== What to do ==
Could you find each line of the data below that contains the word "name" and copy those lines?

== Task material ==
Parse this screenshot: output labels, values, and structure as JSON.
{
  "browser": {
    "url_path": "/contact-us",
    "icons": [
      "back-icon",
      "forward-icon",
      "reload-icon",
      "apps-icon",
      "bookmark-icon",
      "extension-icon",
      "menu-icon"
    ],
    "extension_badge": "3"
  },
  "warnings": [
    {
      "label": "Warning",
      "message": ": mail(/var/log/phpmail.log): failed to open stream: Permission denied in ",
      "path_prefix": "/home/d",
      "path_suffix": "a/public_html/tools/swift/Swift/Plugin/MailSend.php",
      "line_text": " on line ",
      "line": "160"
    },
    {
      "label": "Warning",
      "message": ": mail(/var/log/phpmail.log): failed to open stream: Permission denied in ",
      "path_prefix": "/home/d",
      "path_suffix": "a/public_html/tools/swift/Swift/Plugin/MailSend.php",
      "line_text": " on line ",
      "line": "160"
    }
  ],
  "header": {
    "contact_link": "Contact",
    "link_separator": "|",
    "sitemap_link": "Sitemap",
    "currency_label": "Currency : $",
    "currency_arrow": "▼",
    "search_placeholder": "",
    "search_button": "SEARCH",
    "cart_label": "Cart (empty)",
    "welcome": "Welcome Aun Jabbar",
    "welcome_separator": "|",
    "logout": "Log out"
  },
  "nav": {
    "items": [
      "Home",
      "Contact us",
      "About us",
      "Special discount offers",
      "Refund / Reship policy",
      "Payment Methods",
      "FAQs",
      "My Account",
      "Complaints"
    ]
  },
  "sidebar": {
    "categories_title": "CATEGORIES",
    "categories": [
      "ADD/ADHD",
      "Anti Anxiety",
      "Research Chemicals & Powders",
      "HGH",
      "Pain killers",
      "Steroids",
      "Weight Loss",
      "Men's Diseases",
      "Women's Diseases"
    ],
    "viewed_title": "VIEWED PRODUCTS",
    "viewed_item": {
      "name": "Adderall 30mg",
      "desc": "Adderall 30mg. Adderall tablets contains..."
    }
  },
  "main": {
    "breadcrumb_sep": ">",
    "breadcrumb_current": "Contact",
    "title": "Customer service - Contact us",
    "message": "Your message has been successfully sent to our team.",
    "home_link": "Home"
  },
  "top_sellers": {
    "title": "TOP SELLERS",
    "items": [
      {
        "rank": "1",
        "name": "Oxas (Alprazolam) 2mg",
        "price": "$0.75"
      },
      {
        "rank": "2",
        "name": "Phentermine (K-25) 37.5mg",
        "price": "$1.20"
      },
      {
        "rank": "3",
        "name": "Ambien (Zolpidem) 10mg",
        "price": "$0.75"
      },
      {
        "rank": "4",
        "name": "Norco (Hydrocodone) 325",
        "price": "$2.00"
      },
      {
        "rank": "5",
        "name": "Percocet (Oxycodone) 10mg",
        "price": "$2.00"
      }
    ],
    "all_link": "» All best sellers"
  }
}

== Answer area ==
      "name": "Adderall 30mg",
        "name": "Oxas (Alprazolam) 2mg",
        "name": "Phentermine (K-25) 37.5mg",
        "name": "Ambien (Zolpidem) 10mg",
        "name": "Norco (Hydrocodone) 325",
        "name": "Percocet (Oxycodone) 10mg",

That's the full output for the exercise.